*DIRECTIONS FOR THIS TASK*
Your task is to repeat the data exactly, every line of it.

****************************************

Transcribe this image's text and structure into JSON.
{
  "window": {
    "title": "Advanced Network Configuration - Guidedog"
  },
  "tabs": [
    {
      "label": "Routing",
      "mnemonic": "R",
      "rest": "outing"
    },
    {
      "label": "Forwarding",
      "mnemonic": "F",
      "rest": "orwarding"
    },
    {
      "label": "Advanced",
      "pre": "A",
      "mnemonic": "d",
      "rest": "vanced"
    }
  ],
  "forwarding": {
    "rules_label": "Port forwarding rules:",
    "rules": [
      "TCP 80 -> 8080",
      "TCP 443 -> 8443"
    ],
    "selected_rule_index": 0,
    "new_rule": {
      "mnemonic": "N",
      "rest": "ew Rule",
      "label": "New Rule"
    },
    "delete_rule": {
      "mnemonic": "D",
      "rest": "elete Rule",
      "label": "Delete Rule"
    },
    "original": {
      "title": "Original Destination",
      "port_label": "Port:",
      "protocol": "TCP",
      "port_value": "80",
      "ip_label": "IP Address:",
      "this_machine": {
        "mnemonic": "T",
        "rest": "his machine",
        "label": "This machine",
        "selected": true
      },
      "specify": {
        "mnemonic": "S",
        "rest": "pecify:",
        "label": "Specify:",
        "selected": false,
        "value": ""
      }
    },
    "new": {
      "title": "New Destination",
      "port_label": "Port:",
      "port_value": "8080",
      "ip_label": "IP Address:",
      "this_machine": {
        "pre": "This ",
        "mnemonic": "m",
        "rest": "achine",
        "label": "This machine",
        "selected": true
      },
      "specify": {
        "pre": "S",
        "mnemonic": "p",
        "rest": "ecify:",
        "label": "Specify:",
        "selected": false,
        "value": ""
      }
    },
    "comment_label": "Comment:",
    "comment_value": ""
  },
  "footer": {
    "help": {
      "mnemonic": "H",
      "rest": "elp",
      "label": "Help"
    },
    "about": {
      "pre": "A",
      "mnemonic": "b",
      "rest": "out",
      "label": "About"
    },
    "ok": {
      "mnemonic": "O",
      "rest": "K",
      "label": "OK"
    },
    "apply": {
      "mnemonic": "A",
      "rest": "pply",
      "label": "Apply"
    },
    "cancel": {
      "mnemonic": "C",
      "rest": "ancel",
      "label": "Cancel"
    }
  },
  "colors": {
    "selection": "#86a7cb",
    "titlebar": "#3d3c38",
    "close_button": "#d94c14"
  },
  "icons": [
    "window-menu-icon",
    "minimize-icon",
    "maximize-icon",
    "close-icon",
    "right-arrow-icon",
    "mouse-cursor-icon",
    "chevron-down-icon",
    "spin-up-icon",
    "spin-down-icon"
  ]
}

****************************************

*EXPECTED OUTPUT*
Transcribe this image's text and structure into JSON.
{
  "window": {
    "title": "Advanced Network Configuration - Guidedog"
  },
  "tabs": [
    {
      "label": "Routing",
      "mnemonic": "R",
      "rest": "outing"
    },
    {
      "label": "Forwarding",
      "mnemonic": "F",
      "rest": "orwarding"
    },
    {
      "label": "Advanced",
      "pre": "A",
      "mnemonic": "d",
      "rest": "vanced"
    }
  ],
  "forwarding": {
    "rules_label": "Port forwarding rules:",
    "rules": [
      "TCP 80 -> 8080",
      "TCP 443 -> 8443"
    ],
    "selected_rule_index": 0,
    "new_rule": {
      "mnemonic": "N",
      "rest": "ew Rule",
      "label": "New Rule"
    },
    "delete_rule": {
      "mnemonic": "D",
      "rest": "elete Rule",
      "label": "Delete Rule"
    },
    "original": {
      "title": "Original Destination",
      "port_label": "Port:",
      "protocol": "TCP",
      "port_value": "80",
      "ip_label": "IP Address:",
      "this_machine": {
        "mnemonic": "T",
        "rest": "his machine",
        "label": "This machine",
        "selected": true
      },
      "specify": {
        "mnemonic": "S",
        "rest": "pecify:",
        "label": "Specify:",
        "selected": false,
        "value": ""
      }
    },
    "new": {
      "title": "New Destination",
      "port_label": "Port:",
      "port_value": "8080",
      "ip_label": "IP Address:",
      "this_machine": {
        "pre": "This ",
        "mnemonic": "m",
        "rest": "achine",
        "label": "This machine",
        "selected": true
      },
      "specify": {
        "pre": "S",
        "mnemonic": "p",
        "rest": "ecify:",
        "label": "Specify:",
        "selected": false,
        "value": ""
      }
    },
    "comment_label": "Comment:",
    "comment_value": ""
  },
  "footer": {
    "help": {
      "mnemonic": "H",
      "rest": "elp",
      "label": "Help"
    },
    "about": {
      "pre": "A",
      "mnemonic": "b",
      "rest": "out",
      "label": "About"
    },
    "ok": {
      "mnemonic": "O",
      "rest": "K",
      "label": "OK"
    },
    "apply": {
      "mnemonic": "A",
      "rest": "pply",
      "label": "Apply"
    },
    "cancel": {
      "mnemonic": "C",
      "rest": "ancel",
      "label": "Cancel"
    }
  },
  "colors": {
    "selection": "#86a7cb",
    "titlebar": "#3d3c38",
    "close_button": "#d94c14"
  },
  "icons": [
    "window-menu-icon",
    "minimize-icon",
    "maximize-icon",
    "close-icon",
    "right-arrow-icon",
    "mouse-cursor-icon",
    "chevron-down-icon",
    "spin-up-icon",
    "spin-down-icon"
  ]
}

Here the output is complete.